Marking the first major U.S. survey of artist Lucio Fontana in more than forty years, The Met Breuer has assembled a landmark show of works from across the artist’s career, unpacking and reassembling disparate threads and conceptual projects from across the expanse of his work to arrive at a roving, exploratory picture of the artist, his career, and his work. Widely known for his Cuts series, slashed paintings that became symbols of the postwar era, Fontana’s work moves in and out of easily framed conceptual projects, and here, his works are allowed to breathe and exchange their ideas, allowing the artist’s work to explore and underscore the depth of his intellectual explorations.
On the Threshold unpacks Fontana’s approach to painting by reevaluating his work in sculpture and decorative arts first and foremost, delving into his early career with works that mix spatial reconfiguration and mixtures of varied craft-based techniques with traditional sculpture, including depictions of women, warriors, and delicate ceramics inspired by undersea imagery.
Yet the exploration of Fontana’s beginnings as a sculptor, including ceramic and environmental sculptures, also allows his work with canvases and painting to emerge as part of the artist’s broader search to integrate the space of art and the viewer into a shared zone. Fontana was well into his career when he used a canvas for the first time, and his first series of perforated paintings, titled Holes (Buchi) are included here, alongside paintings covered with heavy impasto, or decorated with Murano glass. The artist’s work seems to venture out from the canvas in these modes, more drastic interpretations of space that rely on accumulations and deconstructions to finally reach a similar effect.
Yet the Cuts remain Fontana’s enduring legacy, and here take center stage as a powerful conclusion of his artistic practice. Rendered by a single stroke of a Stanley knife across a monochrome canvas while it was still wet, the works are moments of decisive aesthetic deconstruction, a single movement that splits the work and turns it into a mediation between space and surface, the viewer, the wall, and the work bound up in a simple moment of action.

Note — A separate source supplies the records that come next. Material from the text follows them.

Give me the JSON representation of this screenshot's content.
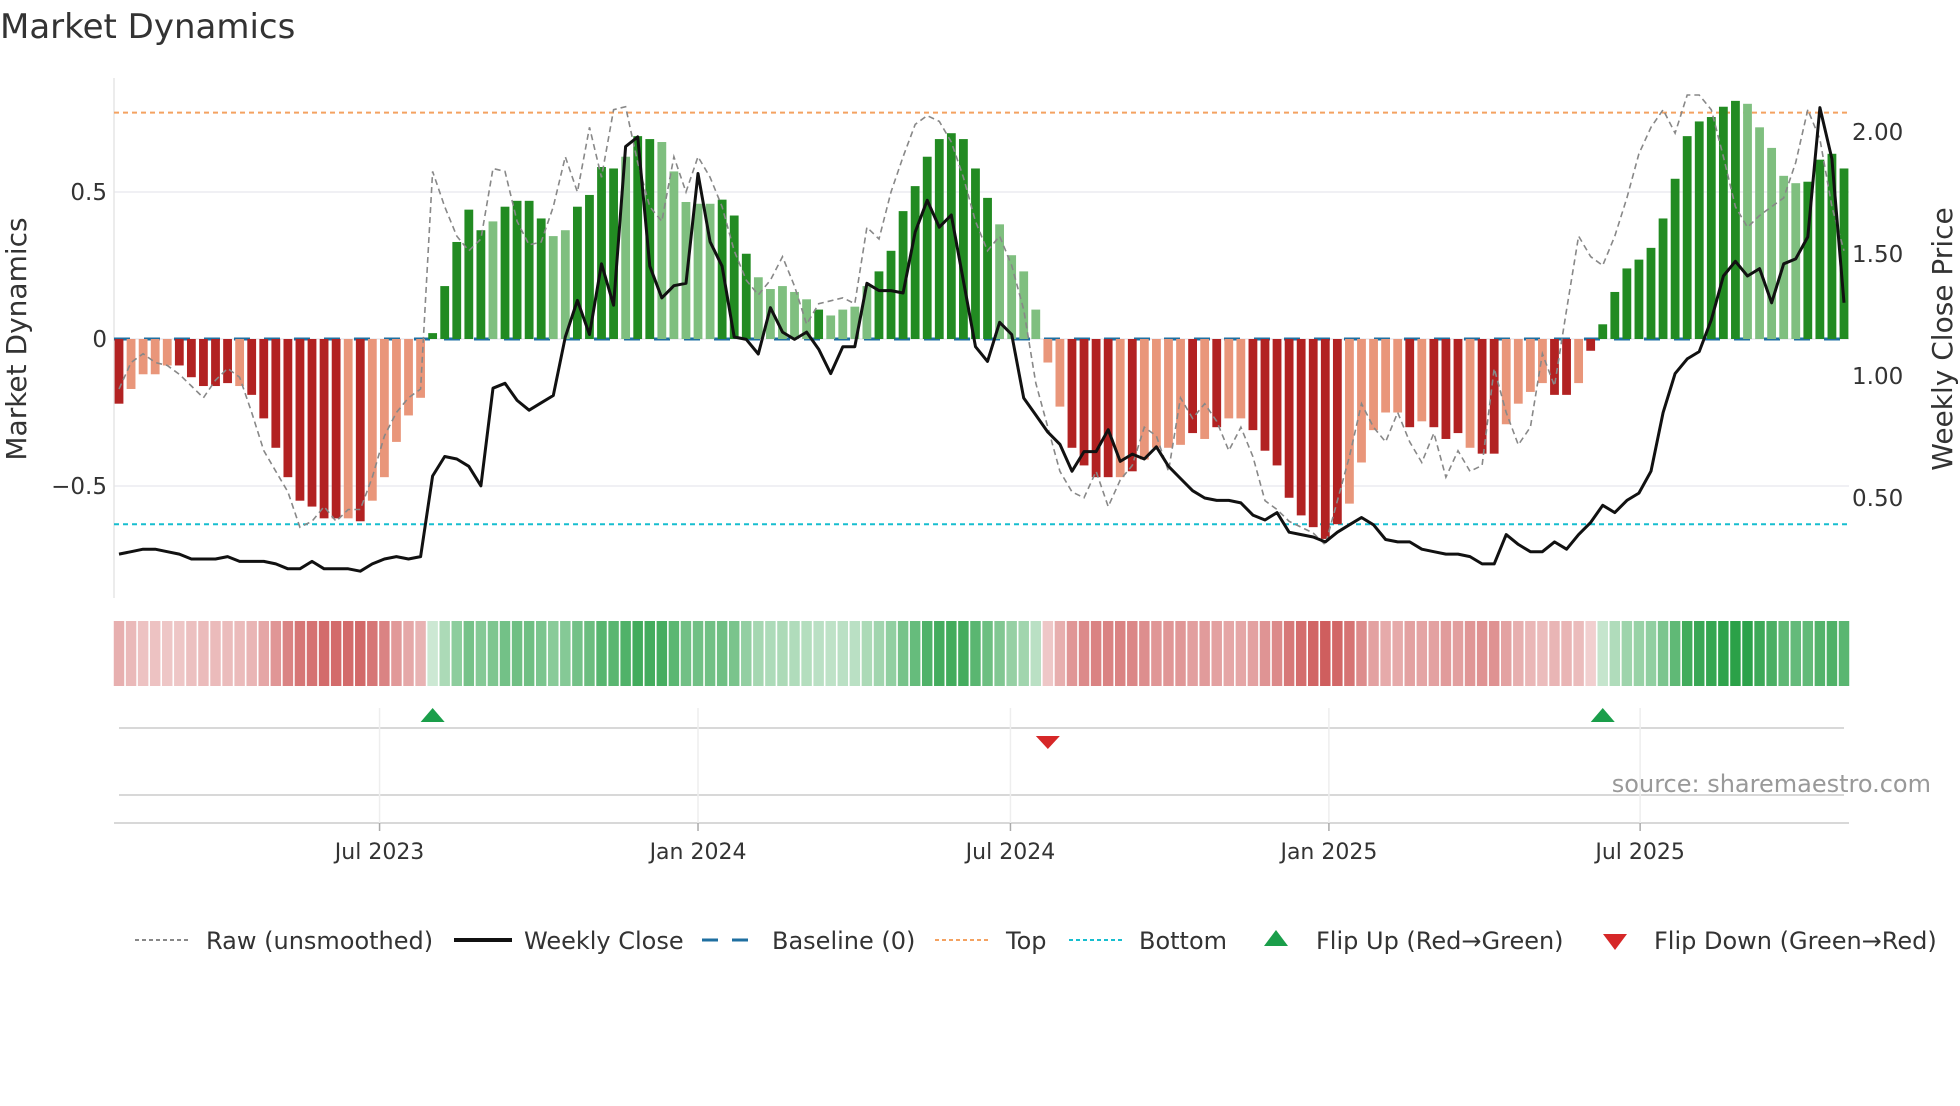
{
  "chart_data": {
    "type": "bar",
    "title": "Market Dynamics",
    "ylabel": "Market Dynamics",
    "y2label": "Weekly Close Price",
    "ylim": [
      -0.85,
      0.93
    ],
    "y2lim": [
      0.05,
      2.28
    ],
    "yticks": [
      {
        "v": 0.5,
        "label": "0.5"
      },
      {
        "v": 0,
        "label": "0"
      },
      {
        "v": -0.5,
        "label": "−0.5"
      }
    ],
    "y2ticks": [
      {
        "v": 2.0,
        "label": "2.00"
      },
      {
        "v": 1.5,
        "label": "1.50"
      },
      {
        "v": 1.0,
        "label": "1.00"
      },
      {
        "v": 0.5,
        "label": "0.50"
      }
    ],
    "xticks": [
      {
        "week": 21.6,
        "label": "Jul 2023"
      },
      {
        "week": 48.0,
        "label": "Jan 2024"
      },
      {
        "week": 73.9,
        "label": "Jul 2024"
      },
      {
        "week": 100.3,
        "label": "Jan 2025"
      },
      {
        "week": 126.1,
        "label": "Jul 2025"
      }
    ],
    "top_level": 0.77,
    "bottom_level": -0.63,
    "baseline": 0,
    "momentum": [
      -0.22,
      -0.17,
      -0.12,
      -0.12,
      -0.09,
      -0.09,
      -0.13,
      -0.16,
      -0.16,
      -0.15,
      -0.16,
      -0.19,
      -0.27,
      -0.37,
      -0.47,
      -0.55,
      -0.57,
      -0.61,
      -0.61,
      -0.61,
      -0.62,
      -0.55,
      -0.47,
      -0.35,
      -0.26,
      -0.2,
      0.02,
      0.18,
      0.33,
      0.44,
      0.37,
      0.4,
      0.45,
      0.47,
      0.47,
      0.41,
      0.35,
      0.37,
      0.45,
      0.49,
      0.585,
      0.58,
      0.62,
      0.69,
      0.68,
      0.67,
      0.57,
      0.466,
      0.46,
      0.46,
      0.474,
      0.42,
      0.29,
      0.21,
      0.17,
      0.18,
      0.16,
      0.135,
      0.1,
      0.08,
      0.1,
      0.11,
      0.18,
      0.23,
      0.3,
      0.435,
      0.52,
      0.62,
      0.68,
      0.7,
      0.68,
      0.58,
      0.48,
      0.39,
      0.285,
      0.23,
      0.1,
      -0.08,
      -0.23,
      -0.37,
      -0.43,
      -0.47,
      -0.47,
      -0.47,
      -0.45,
      -0.41,
      -0.37,
      -0.37,
      -0.36,
      -0.32,
      -0.34,
      -0.3,
      -0.27,
      -0.27,
      -0.31,
      -0.38,
      -0.43,
      -0.54,
      -0.6,
      -0.64,
      -0.68,
      -0.63,
      -0.56,
      -0.42,
      -0.31,
      -0.25,
      -0.25,
      -0.3,
      -0.28,
      -0.3,
      -0.34,
      -0.32,
      -0.37,
      -0.39,
      -0.39,
      -0.29,
      -0.22,
      -0.18,
      -0.15,
      -0.19,
      -0.19,
      -0.15,
      -0.04,
      0.05,
      0.16,
      0.24,
      0.27,
      0.31,
      0.41,
      0.545,
      0.69,
      0.74,
      0.755,
      0.79,
      0.81,
      0.8,
      0.72,
      0.65,
      0.555,
      0.53,
      0.535,
      0.61,
      0.63,
      0.58
    ],
    "shade": "dlllldddddlddddddddldllllldddddlddddllddddlddllllldddllllldllllddddddddddllllllddddldlllldldllddddddddllllldldddlddllllddldddddddddddddlllllddddl",
    "raw": [
      -0.17,
      -0.08,
      -0.05,
      -0.08,
      -0.09,
      -0.12,
      -0.16,
      -0.2,
      -0.14,
      -0.1,
      -0.13,
      -0.25,
      -0.38,
      -0.45,
      -0.52,
      -0.64,
      -0.62,
      -0.57,
      -0.62,
      -0.58,
      -0.58,
      -0.47,
      -0.33,
      -0.25,
      -0.2,
      -0.17,
      0.57,
      0.45,
      0.35,
      0.3,
      0.34,
      0.58,
      0.57,
      0.4,
      0.32,
      0.33,
      0.45,
      0.62,
      0.5,
      0.72,
      0.55,
      0.78,
      0.79,
      0.6,
      0.45,
      0.4,
      0.62,
      0.5,
      0.62,
      0.55,
      0.45,
      0.3,
      0.2,
      0.15,
      0.2,
      0.28,
      0.18,
      0.05,
      0.12,
      0.13,
      0.14,
      0.12,
      0.38,
      0.34,
      0.5,
      0.62,
      0.73,
      0.76,
      0.74,
      0.67,
      0.55,
      0.4,
      0.3,
      0.35,
      0.25,
      0.1,
      -0.15,
      -0.3,
      -0.45,
      -0.52,
      -0.54,
      -0.45,
      -0.57,
      -0.48,
      -0.43,
      -0.3,
      -0.33,
      -0.45,
      -0.2,
      -0.27,
      -0.22,
      -0.28,
      -0.38,
      -0.3,
      -0.4,
      -0.55,
      -0.58,
      -0.62,
      -0.64,
      -0.66,
      -0.7,
      -0.55,
      -0.4,
      -0.22,
      -0.3,
      -0.35,
      -0.25,
      -0.35,
      -0.42,
      -0.32,
      -0.47,
      -0.38,
      -0.45,
      -0.43,
      -0.1,
      -0.25,
      -0.36,
      -0.3,
      -0.05,
      -0.16,
      0.1,
      0.35,
      0.28,
      0.25,
      0.35,
      0.48,
      0.63,
      0.72,
      0.78,
      0.7,
      0.83,
      0.83,
      0.78,
      0.62,
      0.45,
      0.38,
      0.42,
      0.45,
      0.48,
      0.6,
      0.78,
      0.68,
      0.45,
      0.3
    ],
    "close": [
      0.27,
      0.28,
      0.29,
      0.29,
      0.28,
      0.27,
      0.25,
      0.25,
      0.25,
      0.26,
      0.24,
      0.24,
      0.24,
      0.23,
      0.21,
      0.21,
      0.24,
      0.21,
      0.21,
      0.21,
      0.2,
      0.23,
      0.25,
      0.26,
      0.25,
      0.26,
      0.59,
      0.67,
      0.66,
      0.63,
      0.55,
      0.95,
      0.97,
      0.9,
      0.86,
      0.89,
      0.92,
      1.16,
      1.31,
      1.17,
      1.46,
      1.29,
      1.94,
      1.98,
      1.45,
      1.32,
      1.37,
      1.38,
      1.83,
      1.55,
      1.45,
      1.16,
      1.15,
      1.09,
      1.28,
      1.18,
      1.15,
      1.18,
      1.11,
      1.01,
      1.12,
      1.12,
      1.38,
      1.35,
      1.35,
      1.34,
      1.59,
      1.72,
      1.61,
      1.66,
      1.39,
      1.12,
      1.06,
      1.22,
      1.17,
      0.91,
      0.84,
      0.77,
      0.72,
      0.61,
      0.69,
      0.69,
      0.78,
      0.65,
      0.68,
      0.66,
      0.71,
      0.63,
      0.58,
      0.53,
      0.5,
      0.49,
      0.49,
      0.48,
      0.43,
      0.41,
      0.44,
      0.36,
      0.35,
      0.34,
      0.32,
      0.36,
      0.39,
      0.42,
      0.39,
      0.33,
      0.32,
      0.32,
      0.29,
      0.28,
      0.27,
      0.27,
      0.26,
      0.23,
      0.23,
      0.35,
      0.31,
      0.28,
      0.28,
      0.32,
      0.29,
      0.35,
      0.4,
      0.47,
      0.44,
      0.49,
      0.52,
      0.61,
      0.85,
      1.01,
      1.07,
      1.1,
      1.23,
      1.41,
      1.47,
      1.41,
      1.44,
      1.3,
      1.46,
      1.48,
      1.57,
      2.1,
      1.89,
      1.3
    ],
    "flips": [
      {
        "week": 26,
        "dir": "up"
      },
      {
        "week": 77,
        "dir": "down"
      },
      {
        "week": 123,
        "dir": "up"
      }
    ],
    "legend": {
      "raw": "Raw (unsmoothed)",
      "close": "Weekly Close",
      "baseline": "Baseline (0)",
      "top": "Top",
      "bottom": "Bottom",
      "flip_up": "Flip Up (Red→Green)",
      "flip_down": "Flip Down (Green→Red)",
      "placement": "bottom"
    },
    "source": "source: sharemaestro.com",
    "colors": {
      "green_dark": "#228b22",
      "green_light": "#7fbf7f",
      "red_dark": "#b22222",
      "red_light": "#e9967a",
      "baseline": "#1f6fa0",
      "top": "#f4a261",
      "bottom": "#17becf",
      "raw": "#888888",
      "close": "#111111",
      "flip_up": "#1a9e4a",
      "flip_down": "#d62728"
    }
  }
}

Presented here as a series of works moving through a range of different colors and modes, sites and situations, Fontana’s works in this series are a masterclass in minimalism, and how its project allows for increasingly complex interrogations of the gallery, and roles of both viewer and artist within its walls.
Exploring a complex series of spatial iterations and concepts, On the Threshold closes April 14th.
— D. Creahan
Lucio Fontana: On the Threshold [Exhibition Page]